One-hundred, fifteen single-urediospore isolates from 23 collections (five isolates per collection) of Puccinia striiformis f. sp. tritici (stripe rust of wheat) selected to represent different regions in North America and different virulence patterns were analyzed for variation in virulence and DNA polymorphism. Virulence characterization was based on the expression of infection types on 15 wheat cultivars used to differentiate races of P. striiformis in North America. Of the 23 collections, 20 had uniformly different virulence patterns, i.e., each of the 20 collections was a different race, and all five isolates of each collection had the same virulence pattern. Two collections consisted of isolates with two virulence patterns, and one collection consisted of isolates with three virulence patterns. Of the 26 virulence patterns (races), four (designated as races CDL-47, CDL-48, CDL-49, and CDL-50) had not been detected previously. DNA polymorphism was determined by random amplified polymorphic DNA (RAPD) assay. Random primers were used to amplify DNA extracted from the 115 isolates. Of 107 RAPD bands that were amplified with 11 random primers, 47% were polymorphic. DNA polymorphism was detected among races and among single-spore isolates within races. Race CDL-21, originally collected from triticale in California, was different from other races in 13% of the RAPD bands and had only 67% similarity with other races. All other races were more closely related (about 80% similarity). Based on cluster analyses, the 115 isolates were placed in six virulence and five RAPD groups. The correlation coefficient between the virulence and RAPD similarity matrices was low (0.20). Cluster analysis based on RAPD data separated isolates virulent on stripe rust-resistance gene Yr1 from those avirulent on Yr1. Virulence groups were highly associated with epidemic regions. RAPD groups generally were not associated with geographic regions. The low association between virulence and RAPD patterns indicates that DNA polymorphisms are independent of virulence, and selection for virulence by growing hosts with race-specific resistance plays a major role in determining the race structure of the pathogen.

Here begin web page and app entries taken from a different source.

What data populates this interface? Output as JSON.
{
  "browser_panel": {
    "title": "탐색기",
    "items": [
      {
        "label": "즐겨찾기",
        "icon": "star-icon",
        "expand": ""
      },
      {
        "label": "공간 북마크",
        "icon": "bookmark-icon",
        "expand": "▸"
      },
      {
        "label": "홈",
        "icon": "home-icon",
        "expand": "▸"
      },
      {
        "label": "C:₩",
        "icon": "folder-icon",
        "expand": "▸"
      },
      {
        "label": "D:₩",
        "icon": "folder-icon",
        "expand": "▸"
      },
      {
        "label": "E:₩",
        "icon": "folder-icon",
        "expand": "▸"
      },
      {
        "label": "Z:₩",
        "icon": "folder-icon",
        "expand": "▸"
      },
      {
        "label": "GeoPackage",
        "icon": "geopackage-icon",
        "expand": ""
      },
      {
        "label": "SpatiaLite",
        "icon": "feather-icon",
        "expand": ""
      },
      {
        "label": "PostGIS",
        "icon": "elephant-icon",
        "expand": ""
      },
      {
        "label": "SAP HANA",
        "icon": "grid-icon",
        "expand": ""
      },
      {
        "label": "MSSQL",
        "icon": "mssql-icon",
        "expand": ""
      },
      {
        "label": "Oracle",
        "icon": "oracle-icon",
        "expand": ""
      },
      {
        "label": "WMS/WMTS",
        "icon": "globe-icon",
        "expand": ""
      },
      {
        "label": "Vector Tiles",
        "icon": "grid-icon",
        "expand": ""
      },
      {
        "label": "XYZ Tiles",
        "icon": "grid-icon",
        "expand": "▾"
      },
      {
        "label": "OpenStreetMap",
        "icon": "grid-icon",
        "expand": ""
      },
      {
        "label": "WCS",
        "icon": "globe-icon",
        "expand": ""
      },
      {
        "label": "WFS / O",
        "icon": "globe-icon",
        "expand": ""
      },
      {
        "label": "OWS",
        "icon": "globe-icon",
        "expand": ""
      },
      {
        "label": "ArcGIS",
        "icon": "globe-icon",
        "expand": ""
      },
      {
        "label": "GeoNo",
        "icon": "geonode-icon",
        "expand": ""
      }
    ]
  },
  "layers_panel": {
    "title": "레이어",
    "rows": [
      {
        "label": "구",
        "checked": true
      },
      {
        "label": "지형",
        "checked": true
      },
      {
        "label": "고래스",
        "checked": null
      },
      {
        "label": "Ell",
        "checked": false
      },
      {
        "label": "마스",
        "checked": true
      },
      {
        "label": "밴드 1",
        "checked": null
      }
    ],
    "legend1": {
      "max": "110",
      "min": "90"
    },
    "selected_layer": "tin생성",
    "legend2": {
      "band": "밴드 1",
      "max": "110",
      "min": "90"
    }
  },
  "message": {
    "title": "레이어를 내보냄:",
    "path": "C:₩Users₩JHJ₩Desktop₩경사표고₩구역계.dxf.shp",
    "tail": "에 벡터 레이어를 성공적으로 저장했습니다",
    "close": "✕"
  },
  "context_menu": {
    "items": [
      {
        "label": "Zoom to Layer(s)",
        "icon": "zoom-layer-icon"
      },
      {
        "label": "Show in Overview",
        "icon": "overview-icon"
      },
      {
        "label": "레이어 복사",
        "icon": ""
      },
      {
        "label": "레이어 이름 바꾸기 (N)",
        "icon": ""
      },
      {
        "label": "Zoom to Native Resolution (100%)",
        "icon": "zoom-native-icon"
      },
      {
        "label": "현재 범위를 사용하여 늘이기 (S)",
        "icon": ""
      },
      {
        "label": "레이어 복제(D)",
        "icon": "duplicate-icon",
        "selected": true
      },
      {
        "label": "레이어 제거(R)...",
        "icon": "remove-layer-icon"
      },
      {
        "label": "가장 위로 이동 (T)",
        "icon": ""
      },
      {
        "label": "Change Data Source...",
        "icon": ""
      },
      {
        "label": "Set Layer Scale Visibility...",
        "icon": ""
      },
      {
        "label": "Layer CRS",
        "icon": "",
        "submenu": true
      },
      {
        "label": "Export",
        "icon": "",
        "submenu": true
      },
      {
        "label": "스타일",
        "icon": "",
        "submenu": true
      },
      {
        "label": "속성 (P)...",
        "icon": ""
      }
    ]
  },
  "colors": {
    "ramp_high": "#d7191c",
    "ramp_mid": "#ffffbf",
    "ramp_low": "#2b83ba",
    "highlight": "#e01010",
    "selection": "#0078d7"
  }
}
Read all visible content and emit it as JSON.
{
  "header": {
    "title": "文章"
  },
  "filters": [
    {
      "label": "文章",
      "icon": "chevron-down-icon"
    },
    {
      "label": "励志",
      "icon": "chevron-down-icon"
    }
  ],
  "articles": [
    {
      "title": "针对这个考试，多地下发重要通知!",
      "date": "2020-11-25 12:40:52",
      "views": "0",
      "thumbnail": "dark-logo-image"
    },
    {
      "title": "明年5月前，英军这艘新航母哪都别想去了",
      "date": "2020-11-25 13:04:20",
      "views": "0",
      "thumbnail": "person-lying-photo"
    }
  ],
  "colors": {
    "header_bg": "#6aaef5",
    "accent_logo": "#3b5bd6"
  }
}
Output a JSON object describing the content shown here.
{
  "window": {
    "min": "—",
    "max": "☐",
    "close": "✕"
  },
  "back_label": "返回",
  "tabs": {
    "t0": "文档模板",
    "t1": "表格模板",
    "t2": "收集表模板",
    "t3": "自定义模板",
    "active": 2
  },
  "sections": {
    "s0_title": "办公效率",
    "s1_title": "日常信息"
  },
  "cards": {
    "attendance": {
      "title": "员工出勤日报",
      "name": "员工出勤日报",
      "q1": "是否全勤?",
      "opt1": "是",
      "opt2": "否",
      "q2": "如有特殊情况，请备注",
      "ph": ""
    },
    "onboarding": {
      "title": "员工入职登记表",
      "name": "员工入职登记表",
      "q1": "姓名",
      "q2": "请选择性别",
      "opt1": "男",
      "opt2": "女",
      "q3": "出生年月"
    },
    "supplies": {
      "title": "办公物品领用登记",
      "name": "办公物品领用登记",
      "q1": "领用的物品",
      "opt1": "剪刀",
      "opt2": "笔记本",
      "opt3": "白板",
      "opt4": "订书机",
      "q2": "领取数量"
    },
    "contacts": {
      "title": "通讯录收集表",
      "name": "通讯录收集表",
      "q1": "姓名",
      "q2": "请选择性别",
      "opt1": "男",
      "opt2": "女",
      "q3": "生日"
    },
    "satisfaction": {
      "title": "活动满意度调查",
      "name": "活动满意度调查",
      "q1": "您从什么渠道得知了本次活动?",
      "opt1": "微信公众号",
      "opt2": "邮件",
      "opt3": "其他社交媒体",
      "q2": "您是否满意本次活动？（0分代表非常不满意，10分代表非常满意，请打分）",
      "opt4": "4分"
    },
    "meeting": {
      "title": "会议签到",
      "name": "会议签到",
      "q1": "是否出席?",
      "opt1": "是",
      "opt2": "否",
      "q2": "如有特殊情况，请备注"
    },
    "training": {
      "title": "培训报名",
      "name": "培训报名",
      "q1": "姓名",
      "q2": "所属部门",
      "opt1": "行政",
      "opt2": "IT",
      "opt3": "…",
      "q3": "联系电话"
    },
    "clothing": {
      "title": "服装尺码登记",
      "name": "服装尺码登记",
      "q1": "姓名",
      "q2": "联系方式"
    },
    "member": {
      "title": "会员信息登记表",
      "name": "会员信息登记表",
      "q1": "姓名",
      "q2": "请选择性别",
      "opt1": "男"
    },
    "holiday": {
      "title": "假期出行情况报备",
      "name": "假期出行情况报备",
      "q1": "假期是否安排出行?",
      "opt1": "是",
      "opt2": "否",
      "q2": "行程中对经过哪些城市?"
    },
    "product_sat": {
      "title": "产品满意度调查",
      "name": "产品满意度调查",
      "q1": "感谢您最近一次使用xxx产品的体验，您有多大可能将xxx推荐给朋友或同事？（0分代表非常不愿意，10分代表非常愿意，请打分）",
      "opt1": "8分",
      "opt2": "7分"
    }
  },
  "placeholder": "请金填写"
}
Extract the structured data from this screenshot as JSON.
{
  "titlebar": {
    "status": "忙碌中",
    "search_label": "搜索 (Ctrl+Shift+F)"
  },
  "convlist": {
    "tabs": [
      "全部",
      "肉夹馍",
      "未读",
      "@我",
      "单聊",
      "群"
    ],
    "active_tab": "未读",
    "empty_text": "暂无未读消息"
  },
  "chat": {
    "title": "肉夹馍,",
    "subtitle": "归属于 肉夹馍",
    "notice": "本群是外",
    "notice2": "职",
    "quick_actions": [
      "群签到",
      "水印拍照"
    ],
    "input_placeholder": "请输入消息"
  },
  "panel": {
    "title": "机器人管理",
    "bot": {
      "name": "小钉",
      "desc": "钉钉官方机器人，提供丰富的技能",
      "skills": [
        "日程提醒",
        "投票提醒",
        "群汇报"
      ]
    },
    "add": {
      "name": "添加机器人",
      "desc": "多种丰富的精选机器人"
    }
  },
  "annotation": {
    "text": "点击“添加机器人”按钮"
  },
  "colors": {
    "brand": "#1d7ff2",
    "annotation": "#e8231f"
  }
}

Additional keywords: evolutionary relationship, host-parasite interactions, polymerase chain reaction, yellow rust of wheat.